Stored records:
____
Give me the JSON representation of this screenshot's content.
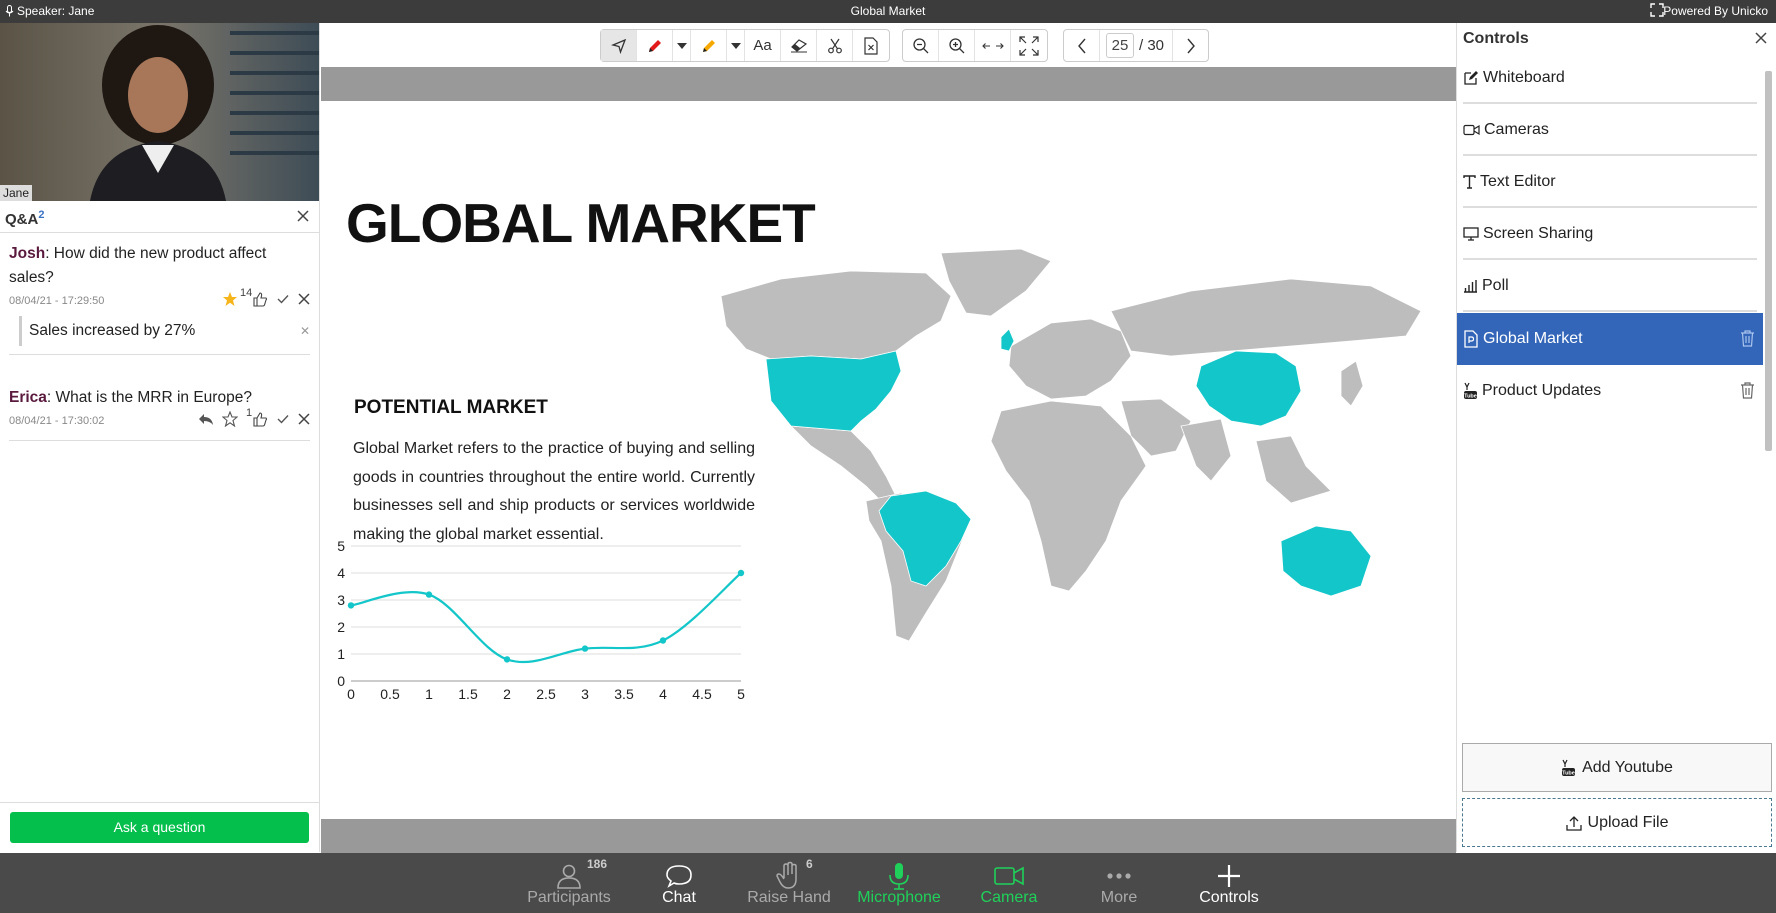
{
  "topbar": {
    "speaker": "Speaker: Jane",
    "title": "Global Market",
    "powered": "Powered By Unicko"
  },
  "video": {
    "name": "Jane"
  },
  "qa": {
    "title": "Q&A",
    "count": "2",
    "questions": [
      {
        "author": "Josh",
        "text": ": How did the new product affect sales?",
        "time": "08/04/21 - 17:29:50",
        "likes": "14",
        "answer": "Sales increased by 27%"
      },
      {
        "author": "Erica",
        "text": ": What is the MRR in Europe?",
        "time": "08/04/21 - 17:30:02",
        "likes": "1"
      }
    ],
    "ask_label": "Ask a question"
  },
  "toolbar": {
    "text_tool": "Aa",
    "page_current": "25",
    "page_total": "/ 30"
  },
  "slide": {
    "title": "GLOBAL MARKET",
    "subtitle": "POTENTIAL MARKET",
    "paragraph": "Global Market refers to the practice of buying and selling goods in countries throughout the entire world. Currently businesses sell and ship products or services worldwide making the global market essential.",
    "highlight_color": "#13c6c9"
  },
  "chart_data": {
    "type": "line",
    "x": [
      0,
      1,
      2,
      3,
      4,
      5
    ],
    "values": [
      2.8,
      3.2,
      0.8,
      1.2,
      1.5,
      4.0
    ],
    "xticks": [
      "0",
      "0.5",
      "1",
      "1.5",
      "2",
      "2.5",
      "3",
      "3.5",
      "4",
      "4.5",
      "5"
    ],
    "yticks": [
      "0",
      "1",
      "2",
      "3",
      "4",
      "5"
    ],
    "xlim": [
      0,
      5
    ],
    "ylim": [
      0,
      5
    ],
    "grid": true,
    "color": "#13c6c9"
  },
  "controls": {
    "title": "Controls",
    "items": [
      {
        "label": "Whiteboard",
        "icon": "edit-icon"
      },
      {
        "label": "Cameras",
        "icon": "video-camera-icon"
      },
      {
        "label": "Text Editor",
        "icon": "text-icon"
      },
      {
        "label": "Screen Sharing",
        "icon": "monitor-icon"
      },
      {
        "label": "Poll",
        "icon": "bar-chart-icon"
      },
      {
        "label": "Global Market",
        "icon": "document-icon"
      },
      {
        "label": "Product Updates",
        "icon": "youtube-icon"
      }
    ],
    "add_youtube": "Add Youtube",
    "upload_file": "Upload File",
    "selected_color": "#3366b8"
  },
  "bottombar": {
    "participants": "Participants",
    "participants_count": "186",
    "chat": "Chat",
    "raise_hand": "Raise Hand",
    "raise_hand_count": "6",
    "microphone": "Microphone",
    "camera": "Camera",
    "more": "More",
    "controls": "Controls"
  }
}
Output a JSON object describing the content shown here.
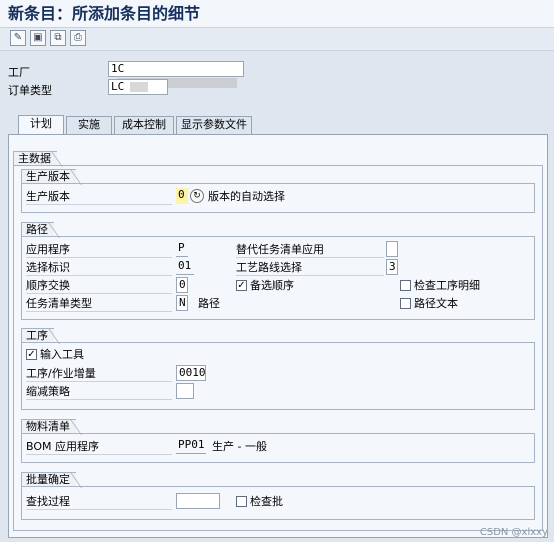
{
  "window": {
    "title": "新条目：所添加条目的细节"
  },
  "toolbar": {
    "buttons": [
      "edit-icon",
      "save-variant-icon",
      "copy-icon",
      "print-icon"
    ]
  },
  "header": {
    "plant_label": "工厂",
    "plant_value": "1C",
    "order_type_label": "订单类型",
    "order_type_value": "LC"
  },
  "tabs": [
    {
      "label": "计划"
    },
    {
      "label": "实施"
    },
    {
      "label": "成本控制"
    },
    {
      "label": "显示参数文件"
    }
  ],
  "main": {
    "title": "主数据"
  },
  "production_version": {
    "title": "生产版本",
    "field_label": "生产版本",
    "field_value": "0",
    "desc": "版本的自动选择"
  },
  "routing": {
    "title": "路径",
    "application_label": "应用程序",
    "application_value": "P",
    "selection_id_label": "选择标识",
    "selection_id_value": "01",
    "sequence_exchange_label": "顺序交换",
    "sequence_exchange_value": "0",
    "task_list_type_label": "任务清单类型",
    "task_list_type_value": "N",
    "task_list_type_desc": "路径",
    "alt_task_list_label": "替代任务清单应用",
    "alt_task_list_value": "",
    "routing_selection_label": "工艺路线选择",
    "routing_selection_value": "3",
    "alt_sequence_label": "备选顺序",
    "alt_sequence_checked": true,
    "check_operation_detail_label": "检查工序明细",
    "check_operation_detail_checked": false,
    "routing_text_label": "路径文本",
    "routing_text_checked": false
  },
  "operation": {
    "title": "工序",
    "input_tools_label": "输入工具",
    "input_tools_checked": true,
    "increment_label": "工序/作业增量",
    "increment_value": "0010",
    "scrap_strategy_label": "缩减策略",
    "scrap_strategy_value": ""
  },
  "bom": {
    "title": "物料清单",
    "application_label": "BOM 应用程序",
    "application_value": "PP01",
    "application_desc": "生产 - 一般"
  },
  "batch": {
    "title": "批量确定",
    "search_label": "查找过程",
    "search_value": "",
    "check_batch_label": "检查批",
    "check_batch_checked": false
  },
  "watermark": "CSDN @xlxxy"
}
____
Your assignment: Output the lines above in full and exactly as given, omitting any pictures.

Response box:
Give me the JSON representation of this screenshot's content.
{
  "topbar": {
    "speaker": "Speaker: Jane",
    "title": "Global Market",
    "powered": "Powered By Unicko"
  },
  "video": {
    "name": "Jane"
  },
  "qa": {
    "title": "Q&A",
    "count": "2",
    "questions": [
      {
        "author": "Josh",
        "text": ": How did the new product affect sales?",
        "time": "08/04/21 - 17:29:50",
        "likes": "14",
        "answer": "Sales increased by 27%"
      },
      {
        "author": "Erica",
        "text": ": What is the MRR in Europe?",
        "time": "08/04/21 - 17:30:02",
        "likes": "1"
      }
    ],
    "ask_label": "Ask a question"
  },
  "toolbar": {
    "text_tool": "Aa",
    "page_current": "25",
    "page_total": "/ 30"
  },
  "slide": {
    "title": "GLOBAL MARKET",
    "subtitle": "POTENTIAL MARKET",
    "paragraph": "Global Market refers to the practice of buying and selling goods in countries throughout the entire world. Currently businesses sell and ship products or services worldwide making the global market essential.",
    "highlight_color": "#13c6c9"
  },
  "chart_data": {
    "type": "line",
    "x": [
      0,
      1,
      2,
      3,
      4,
      5
    ],
    "values": [
      2.8,
      3.2,
      0.8,
      1.2,
      1.5,
      4.0
    ],
    "xticks": [
      "0",
      "0.5",
      "1",
      "1.5",
      "2",
      "2.5",
      "3",
      "3.5",
      "4",
      "4.5",
      "5"
    ],
    "yticks": [
      "0",
      "1",
      "2",
      "3",
      "4",
      "5"
    ],
    "xlim": [
      0,
      5
    ],
    "ylim": [
      0,
      5
    ],
    "grid": true,
    "color": "#13c6c9"
  },
  "controls": {
    "title": "Controls",
    "items": [
      {
        "label": "Whiteboard",
        "icon": "edit-icon"
      },
      {
        "label": "Cameras",
        "icon": "video-camera-icon"
      },
      {
        "label": "Text Editor",
        "icon": "text-icon"
      },
      {
        "label": "Screen Sharing",
        "icon": "monitor-icon"
      },
      {
        "label": "Poll",
        "icon": "bar-chart-icon"
      },
      {
        "label": "Global Market",
        "icon": "document-icon"
      },
      {
        "label": "Product Updates",
        "icon": "youtube-icon"
      }
    ],
    "add_youtube": "Add Youtube",
    "upload_file": "Upload File",
    "selected_color": "#3366b8"
  },
  "bottombar": {
    "participants": "Participants",
    "participants_count": "186",
    "chat": "Chat",
    "raise_hand": "Raise Hand",
    "raise_hand_count": "6",
    "microphone": "Microphone",
    "camera": "Camera",
    "more": "More",
    "controls": "Controls"
  }
}
Output a JSON object describing the content shown here.
{
  "window": {
    "title": "新条目：所添加条目的细节"
  },
  "toolbar": {
    "buttons": [
      "edit-icon",
      "save-variant-icon",
      "copy-icon",
      "print-icon"
    ]
  },
  "header": {
    "plant_label": "工厂",
    "plant_value": "1C",
    "order_type_label": "订单类型",
    "order_type_value": "LC"
  },
  "tabs": [
    {
      "label": "计划"
    },
    {
      "label": "实施"
    },
    {
      "label": "成本控制"
    },
    {
      "label": "显示参数文件"
    }
  ],
  "main": {
    "title": "主数据"
  },
  "production_version": {
    "title": "生产版本",
    "field_label": "生产版本",
    "field_value": "0",
    "desc": "版本的自动选择"
  },
  "routing": {
    "title": "路径",
    "application_label": "应用程序",
    "application_value": "P",
    "selection_id_label": "选择标识",
    "selection_id_value": "01",
    "sequence_exchange_label": "顺序交换",
    "sequence_exchange_value": "0",
    "task_list_type_label": "任务清单类型",
    "task_list_type_value": "N",
    "task_list_type_desc": "路径",
    "alt_task_list_label": "替代任务清单应用",
    "alt_task_list_value": "",
    "routing_selection_label": "工艺路线选择",
    "routing_selection_value": "3",
    "alt_sequence_label": "备选顺序",
    "alt_sequence_checked": true,
    "check_operation_detail_label": "检查工序明细",
    "check_operation_detail_checked": false,
    "routing_text_label": "路径文本",
    "routing_text_checked": false
  },
  "operation": {
    "title": "工序",
    "input_tools_label": "输入工具",
    "input_tools_checked": true,
    "increment_label": "工序/作业增量",
    "increment_value": "0010",
    "scrap_strategy_label": "缩减策略",
    "scrap_strategy_value": ""
  },
  "bom": {
    "title": "物料清单",
    "application_label": "BOM 应用程序",
    "application_value": "PP01",
    "application_desc": "生产 - 一般"
  },
  "batch": {
    "title": "批量确定",
    "search_label": "查找过程",
    "search_value": "",
    "check_batch_label": "检查批",
    "check_batch_checked": false
  },
  "watermark": "CSDN @xlxxy"
}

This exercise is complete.